• **Task to complete**:
Each record that follows must be reproduced exactly.

····················

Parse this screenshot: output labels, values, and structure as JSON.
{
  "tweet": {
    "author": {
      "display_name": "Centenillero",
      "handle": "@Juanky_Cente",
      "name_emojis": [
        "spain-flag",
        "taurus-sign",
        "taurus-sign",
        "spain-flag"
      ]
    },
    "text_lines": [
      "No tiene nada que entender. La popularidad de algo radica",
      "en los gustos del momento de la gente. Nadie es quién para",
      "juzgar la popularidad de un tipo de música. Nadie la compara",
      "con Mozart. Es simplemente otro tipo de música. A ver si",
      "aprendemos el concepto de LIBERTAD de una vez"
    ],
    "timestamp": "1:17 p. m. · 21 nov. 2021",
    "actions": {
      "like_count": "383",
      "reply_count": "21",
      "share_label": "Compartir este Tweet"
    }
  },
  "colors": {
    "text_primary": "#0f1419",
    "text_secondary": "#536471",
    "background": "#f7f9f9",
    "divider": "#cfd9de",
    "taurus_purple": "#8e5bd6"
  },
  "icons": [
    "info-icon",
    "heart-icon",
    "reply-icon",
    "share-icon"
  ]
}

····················

• **Written reply**:
Parse this screenshot: output labels, values, and structure as JSON.
{
  "tweet": {
    "author": {
      "display_name": "Centenillero",
      "handle": "@Juanky_Cente",
      "name_emojis": [
        "spain-flag",
        "taurus-sign",
        "taurus-sign",
        "spain-flag"
      ]
    },
    "text_lines": [
      "No tiene nada que entender. La popularidad de algo radica",
      "en los gustos del momento de la gente. Nadie es quién para",
      "juzgar la popularidad de un tipo de música. Nadie la compara",
      "con Mozart. Es simplemente otro tipo de música. A ver si",
      "aprendemos el concepto de LIBERTAD de una vez"
    ],
    "timestamp": "1:17 p. m. · 21 nov. 2021",
    "actions": {
      "like_count": "383",
      "reply_count": "21",
      "share_label": "Compartir este Tweet"
    }
  },
  "colors": {
    "text_primary": "#0f1419",
    "text_secondary": "#536471",
    "background": "#f7f9f9",
    "divider": "#cfd9de",
    "taurus_purple": "#8e5bd6"
  },
  "icons": [
    "info-icon",
    "heart-icon",
    "reply-icon",
    "share-icon"
  ]
}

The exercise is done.